WHAT IS NEEDED »
Search the entries below. Return every line that has "group" in it.

INFORMATION SUPPLIED »

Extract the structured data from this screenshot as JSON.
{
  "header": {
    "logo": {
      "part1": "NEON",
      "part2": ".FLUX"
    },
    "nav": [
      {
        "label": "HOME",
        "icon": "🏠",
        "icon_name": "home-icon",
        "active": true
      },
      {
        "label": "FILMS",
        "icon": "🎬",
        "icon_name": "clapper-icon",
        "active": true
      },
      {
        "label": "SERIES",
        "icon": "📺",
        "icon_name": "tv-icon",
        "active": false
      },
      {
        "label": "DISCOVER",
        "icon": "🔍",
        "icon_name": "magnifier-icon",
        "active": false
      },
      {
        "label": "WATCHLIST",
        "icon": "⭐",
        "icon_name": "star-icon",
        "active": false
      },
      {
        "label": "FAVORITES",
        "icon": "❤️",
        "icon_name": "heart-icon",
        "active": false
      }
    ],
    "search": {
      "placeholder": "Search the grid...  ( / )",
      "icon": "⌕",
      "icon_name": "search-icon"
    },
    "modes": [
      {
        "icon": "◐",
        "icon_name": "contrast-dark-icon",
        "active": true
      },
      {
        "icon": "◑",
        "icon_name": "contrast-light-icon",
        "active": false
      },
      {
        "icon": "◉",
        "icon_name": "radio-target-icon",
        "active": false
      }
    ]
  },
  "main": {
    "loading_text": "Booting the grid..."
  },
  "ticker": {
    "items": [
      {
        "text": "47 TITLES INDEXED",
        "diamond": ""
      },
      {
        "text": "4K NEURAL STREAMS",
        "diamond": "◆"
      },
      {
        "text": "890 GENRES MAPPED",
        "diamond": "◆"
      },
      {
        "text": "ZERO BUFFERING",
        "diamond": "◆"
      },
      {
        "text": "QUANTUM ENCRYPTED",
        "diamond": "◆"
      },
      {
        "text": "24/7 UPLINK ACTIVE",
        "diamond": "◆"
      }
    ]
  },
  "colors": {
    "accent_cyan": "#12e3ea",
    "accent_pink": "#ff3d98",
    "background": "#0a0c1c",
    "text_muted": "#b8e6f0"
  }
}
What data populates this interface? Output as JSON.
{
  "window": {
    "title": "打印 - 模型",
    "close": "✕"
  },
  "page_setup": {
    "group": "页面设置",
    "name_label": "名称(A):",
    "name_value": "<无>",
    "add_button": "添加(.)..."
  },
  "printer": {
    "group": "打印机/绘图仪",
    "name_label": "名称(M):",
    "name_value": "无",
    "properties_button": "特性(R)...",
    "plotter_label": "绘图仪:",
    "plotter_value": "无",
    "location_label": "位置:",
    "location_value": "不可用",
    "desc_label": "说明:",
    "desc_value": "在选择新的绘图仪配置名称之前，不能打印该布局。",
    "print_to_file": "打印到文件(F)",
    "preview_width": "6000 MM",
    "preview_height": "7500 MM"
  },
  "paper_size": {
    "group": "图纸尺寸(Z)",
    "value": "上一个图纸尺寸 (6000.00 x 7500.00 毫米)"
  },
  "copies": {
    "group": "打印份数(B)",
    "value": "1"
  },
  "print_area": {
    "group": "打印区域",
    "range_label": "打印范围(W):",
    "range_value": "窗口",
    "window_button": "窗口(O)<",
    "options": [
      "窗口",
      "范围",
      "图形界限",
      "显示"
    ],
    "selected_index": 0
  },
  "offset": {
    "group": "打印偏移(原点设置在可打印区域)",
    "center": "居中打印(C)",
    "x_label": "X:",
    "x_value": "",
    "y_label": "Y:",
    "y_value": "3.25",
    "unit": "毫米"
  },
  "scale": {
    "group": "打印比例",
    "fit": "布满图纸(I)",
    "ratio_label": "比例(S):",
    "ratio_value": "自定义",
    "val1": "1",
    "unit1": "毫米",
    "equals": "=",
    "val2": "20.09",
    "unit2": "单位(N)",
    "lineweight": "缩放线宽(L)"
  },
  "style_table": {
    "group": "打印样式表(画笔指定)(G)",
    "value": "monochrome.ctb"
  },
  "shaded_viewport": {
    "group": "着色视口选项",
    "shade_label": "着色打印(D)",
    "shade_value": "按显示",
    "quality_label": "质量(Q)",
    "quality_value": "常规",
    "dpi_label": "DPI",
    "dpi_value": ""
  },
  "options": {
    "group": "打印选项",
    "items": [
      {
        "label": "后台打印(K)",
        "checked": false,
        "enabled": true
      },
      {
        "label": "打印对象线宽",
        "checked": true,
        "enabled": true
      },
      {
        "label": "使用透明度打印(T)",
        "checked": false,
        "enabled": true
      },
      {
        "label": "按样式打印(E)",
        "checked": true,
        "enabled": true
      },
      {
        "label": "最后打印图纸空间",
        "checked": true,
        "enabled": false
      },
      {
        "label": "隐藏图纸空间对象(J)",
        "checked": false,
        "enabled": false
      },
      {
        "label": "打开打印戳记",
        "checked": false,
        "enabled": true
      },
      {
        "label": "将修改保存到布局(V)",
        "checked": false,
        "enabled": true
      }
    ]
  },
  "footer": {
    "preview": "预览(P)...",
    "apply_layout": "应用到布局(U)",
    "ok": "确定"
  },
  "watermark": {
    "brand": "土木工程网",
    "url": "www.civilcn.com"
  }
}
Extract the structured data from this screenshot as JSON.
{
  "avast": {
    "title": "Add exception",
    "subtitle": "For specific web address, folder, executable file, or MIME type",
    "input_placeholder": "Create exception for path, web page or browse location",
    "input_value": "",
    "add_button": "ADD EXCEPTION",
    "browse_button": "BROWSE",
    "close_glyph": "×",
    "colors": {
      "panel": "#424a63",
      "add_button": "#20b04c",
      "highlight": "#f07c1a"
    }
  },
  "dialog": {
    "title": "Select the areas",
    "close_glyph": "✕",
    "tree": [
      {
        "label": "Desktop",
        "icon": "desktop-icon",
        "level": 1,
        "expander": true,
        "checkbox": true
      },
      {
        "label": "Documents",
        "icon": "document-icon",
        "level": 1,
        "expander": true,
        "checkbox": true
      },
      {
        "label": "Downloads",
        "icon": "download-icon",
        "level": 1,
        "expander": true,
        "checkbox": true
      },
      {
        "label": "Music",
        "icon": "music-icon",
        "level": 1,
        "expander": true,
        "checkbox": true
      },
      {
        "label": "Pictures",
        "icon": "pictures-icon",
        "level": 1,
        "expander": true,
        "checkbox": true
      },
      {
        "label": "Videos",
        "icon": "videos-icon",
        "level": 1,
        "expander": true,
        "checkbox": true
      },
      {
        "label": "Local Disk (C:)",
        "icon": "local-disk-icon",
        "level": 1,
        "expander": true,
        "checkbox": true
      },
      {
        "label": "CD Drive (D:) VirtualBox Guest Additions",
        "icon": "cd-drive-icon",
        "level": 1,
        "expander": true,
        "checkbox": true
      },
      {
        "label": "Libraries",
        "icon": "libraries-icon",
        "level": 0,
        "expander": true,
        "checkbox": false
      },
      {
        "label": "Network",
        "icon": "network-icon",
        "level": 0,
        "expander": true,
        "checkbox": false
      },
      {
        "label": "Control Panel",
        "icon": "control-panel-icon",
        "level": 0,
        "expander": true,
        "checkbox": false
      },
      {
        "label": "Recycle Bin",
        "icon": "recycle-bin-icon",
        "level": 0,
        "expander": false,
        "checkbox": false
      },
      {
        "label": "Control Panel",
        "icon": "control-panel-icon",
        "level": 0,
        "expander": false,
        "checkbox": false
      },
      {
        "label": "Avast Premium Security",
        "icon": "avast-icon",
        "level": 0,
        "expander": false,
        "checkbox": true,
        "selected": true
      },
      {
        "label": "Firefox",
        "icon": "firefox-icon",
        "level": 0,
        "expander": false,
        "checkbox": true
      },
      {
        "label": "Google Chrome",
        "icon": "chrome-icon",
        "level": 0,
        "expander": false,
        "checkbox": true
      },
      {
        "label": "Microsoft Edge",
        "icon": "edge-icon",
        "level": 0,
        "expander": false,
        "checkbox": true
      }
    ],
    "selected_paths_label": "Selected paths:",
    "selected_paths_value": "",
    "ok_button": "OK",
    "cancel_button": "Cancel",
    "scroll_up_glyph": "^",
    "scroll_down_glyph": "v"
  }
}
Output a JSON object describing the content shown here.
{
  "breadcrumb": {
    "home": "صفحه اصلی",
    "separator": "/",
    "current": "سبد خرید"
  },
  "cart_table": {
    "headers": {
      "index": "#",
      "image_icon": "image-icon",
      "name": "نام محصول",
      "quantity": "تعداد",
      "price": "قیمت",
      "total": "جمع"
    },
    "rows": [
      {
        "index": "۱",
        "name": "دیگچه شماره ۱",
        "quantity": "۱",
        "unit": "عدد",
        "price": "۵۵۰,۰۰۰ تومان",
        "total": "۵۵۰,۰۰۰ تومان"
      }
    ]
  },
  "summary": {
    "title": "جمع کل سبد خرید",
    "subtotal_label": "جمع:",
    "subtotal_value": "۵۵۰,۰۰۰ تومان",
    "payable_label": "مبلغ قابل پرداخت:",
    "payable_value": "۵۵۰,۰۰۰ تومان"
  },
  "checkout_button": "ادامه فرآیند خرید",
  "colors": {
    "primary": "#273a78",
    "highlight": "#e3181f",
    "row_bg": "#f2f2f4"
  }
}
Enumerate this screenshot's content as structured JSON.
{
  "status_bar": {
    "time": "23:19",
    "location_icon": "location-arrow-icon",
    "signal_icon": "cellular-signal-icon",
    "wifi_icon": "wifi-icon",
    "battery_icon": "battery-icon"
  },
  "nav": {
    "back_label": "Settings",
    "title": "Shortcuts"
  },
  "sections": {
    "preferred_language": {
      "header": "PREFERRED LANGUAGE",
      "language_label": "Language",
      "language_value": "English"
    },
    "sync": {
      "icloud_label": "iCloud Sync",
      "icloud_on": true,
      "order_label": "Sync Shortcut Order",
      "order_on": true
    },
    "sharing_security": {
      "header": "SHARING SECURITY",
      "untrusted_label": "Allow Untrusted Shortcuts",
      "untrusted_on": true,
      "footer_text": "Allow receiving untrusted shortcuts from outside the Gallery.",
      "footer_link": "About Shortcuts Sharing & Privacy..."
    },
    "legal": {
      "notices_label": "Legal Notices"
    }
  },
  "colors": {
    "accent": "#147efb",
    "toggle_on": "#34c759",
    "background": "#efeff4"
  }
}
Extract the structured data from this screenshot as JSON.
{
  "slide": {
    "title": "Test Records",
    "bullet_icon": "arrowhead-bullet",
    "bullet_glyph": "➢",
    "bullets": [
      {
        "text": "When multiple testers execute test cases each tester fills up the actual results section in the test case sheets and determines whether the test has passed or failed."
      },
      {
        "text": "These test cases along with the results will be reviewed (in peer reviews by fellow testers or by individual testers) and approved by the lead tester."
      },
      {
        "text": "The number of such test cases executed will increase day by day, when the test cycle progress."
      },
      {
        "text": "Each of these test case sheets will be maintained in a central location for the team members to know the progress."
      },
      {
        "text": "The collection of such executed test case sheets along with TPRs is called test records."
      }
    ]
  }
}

SOLUTION FOR THIS PROBLEM »
    "group": "页面设置",
    "group": "打印机/绘图仪",
    "group": "图纸尺寸(Z)",
    "group": "打印份数(B)",
    "group": "打印区域",
    "group": "打印偏移(原点设置在可打印区域)",
    "group": "打印比例",
    "group": "打印样式表(画笔指定)(G)",
    "group": "着色视口选项",
    "group": "打印选项",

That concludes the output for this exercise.